Agriculture has transformed the planet. We use more than a third of the Earth’s surface to grow crops and raise livestock. About 70% of global water withdrawals are for agriculture, and our food systems are implicated in up to a third of anthropogenic greenhouse gas emissions. Each of these dimensions of global agriculture is now being influenced by globalization.
Consider the meal pictured here. Depending on where in the world you live, the ingredients may have been sourced from very far away, including feed crops such as soy used to produce the meat. In many countries, the very ability to eat a food like avocado is a direct benefit of international trade. We are eating on an interconnected planet. Food trade now shapes land use worldwide and is reshaping the food supplies of many nations.
With this agricultural globalization, food production and consumption are decoupled, making it more difficult to see cause and effect between our diets and the agricultural landscapes on which we depend. Growing global demand for certain commodities is now intertwined with local issues such as water scarcity, pollution, and deforestation.

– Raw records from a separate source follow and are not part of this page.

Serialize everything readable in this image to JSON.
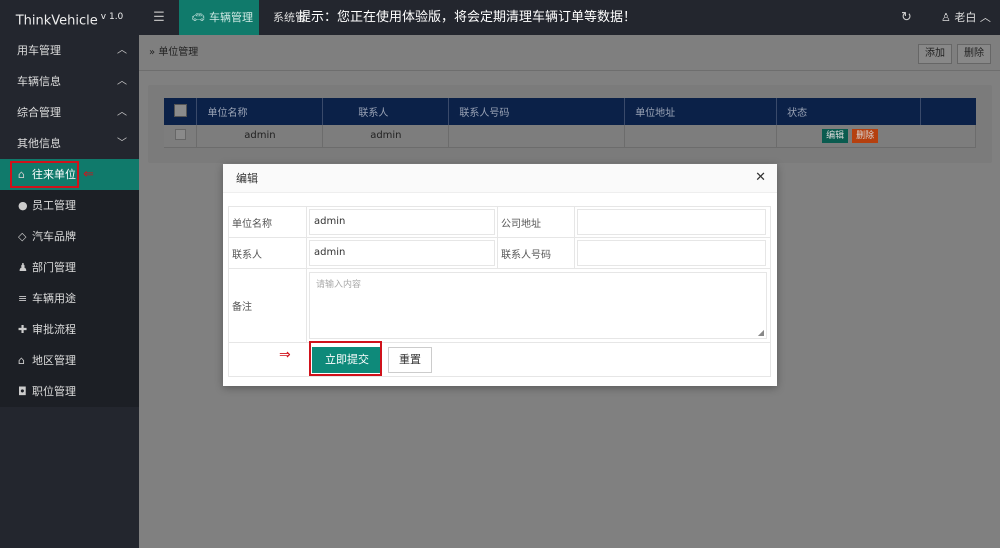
{
  "app": {
    "name": "ThinkVehicle",
    "version": "v 1.0"
  },
  "topbar": {
    "menu_icon": "menu-icon",
    "active_tab": "车辆管理",
    "tab2": "系统管",
    "notice": "提示：您正在使用体验版，将会定期清理车辆订单等数据！",
    "user": "老白",
    "refresh_icon": "refresh-icon"
  },
  "sidebar": {
    "groups": [
      "用车管理",
      "车辆信息",
      "综合管理",
      "其他信息"
    ],
    "items": [
      {
        "label": "往来单位",
        "icon": "bank-icon"
      },
      {
        "label": "员工管理",
        "icon": "user-icon"
      },
      {
        "label": "汽车品牌",
        "icon": "diamond-icon"
      },
      {
        "label": "部门管理",
        "icon": "users-icon"
      },
      {
        "label": "车辆用途",
        "icon": "list-icon"
      },
      {
        "label": "审批流程",
        "icon": "puzzle-icon"
      },
      {
        "label": "地区管理",
        "icon": "home-icon"
      },
      {
        "label": "职位管理",
        "icon": "camera-icon"
      }
    ]
  },
  "page": {
    "breadcrumb": "单位管理",
    "add_label": "添加",
    "delete_label": "删除"
  },
  "table": {
    "headers": [
      "单位名称",
      "联系人",
      "联系人号码",
      "单位地址",
      "状态"
    ],
    "rows": [
      {
        "name": "admin",
        "contact": "admin",
        "phone": "",
        "address": "",
        "edit": "编辑",
        "del": "删除"
      }
    ]
  },
  "modal": {
    "title": "编辑",
    "fields": {
      "unit_name_label": "单位名称",
      "unit_name_value": "admin",
      "company_addr_label": "公司地址",
      "company_addr_value": "",
      "contact_label": "联系人",
      "contact_value": "admin",
      "contact_phone_label": "联系人号码",
      "contact_phone_value": "",
      "note_label": "备注",
      "note_placeholder": "请输入内容"
    },
    "submit_label": "立即提交",
    "reset_label": "重置"
  },
  "colors": {
    "accent": "#0e8a7a",
    "highlight": "#d0121b",
    "header_blue": "#0b2148"
  }
}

In particular, commodity crops such as palm oil and soy have transformed land use in a few key countries where global production’s now increasingly concentrated. What are the broader implications of this globalization in our food system in terms of food security and resource sustainability? My lab at McGill University addresses this question by combining global data on trade and food supply statistics, with different types of agricultural land use management data.
An illustration of this food systems globalization is shown in this map here, which shows a network map depicting the global reach of the United Kingdom’s calorie supply from imported agricultural commodities. The boxes on the bottom show a more detailed breakdown, comparing each trade flow with domestic production of different commodities. Britain’s particularly globalized diet links it with a diversity of farming systems and climates around the world.
We’re also studying these calorie import networks over time. These graphs compare the sources of Japan’s calorie imports, which are concentrated and remain very stable over approximately two decades, to Saudi Arabia’s which a much more dispersed across many countries and change dramatically over this time period.
The structure and composition of these food import networks moderates linkages between countries in terms of food and resources. By combining these global trade data with data on crop yields, fertilizer use, and water use, we can investigate how trade impacts the distribution of resource use across countries.
What we are finding is that some countries are becoming increasingly reliant on foreign sources of land use underlying their food consumption outsourcing. With this, hundreds of millions of people are becoming reliant on potentially less‐certain sources of food and the resources needed to grow it.
This trend is facilitated by other countries becoming more export‐oriented in terms of their land use. Many of the countries pictured here in dark green use more of their domestic croplands for export production than for their own domestic food consumption. Other countries are even more highly globalized, essentially exchanging their export commodities for foreign imports grown on land use abroad.
A shift toward specialization and concentration with globalization has fueled the emergence of disproportionately large and land‐intensive trade relationships, such as pictured here for the global soy trade network. Just three countries produce and export about 80% of soy globally.
Agricultural trade such as this can help to promote gains in average resource use efficiency in agriculture, reducing the amount of land, fertilizer, and water required to produce food calories on a global scale. However, the diversity of agricultural systems from which these imported foods are sourced means that these efficiency gains are not universal, and may not occur for the same foods in the same countries.
As food consumers, we’re also increasingly urban. This compounds the challenges of globalization in separating us from food production landscapes. Our next step is to look at these global data through the lens of more local case studies, to ask where globalization is beneficial and where instead we might strive from a middle ground model of regionalization.
Part of navigating this is remembering that global food trade is not just about economics. In studying agricultural globalization, I’ve been learning that we can get a very different understanding of the structure and composition of global food trade networks using monetary, nutritional, or resource‐based metrics.
In the next few decades, it’s projected that demand for food globally could increase by 60% or more, likely driving even greater separation of food production and consumption. In this time of change, we should envision what sustainable local and global food systems look like. How best can we all benefit from the diversity of agriculture on our planet in a fair, sustainable, and food‐secure way? Thank you.
Annual Meeting of the New Champions 2016 at the World Economic Forum site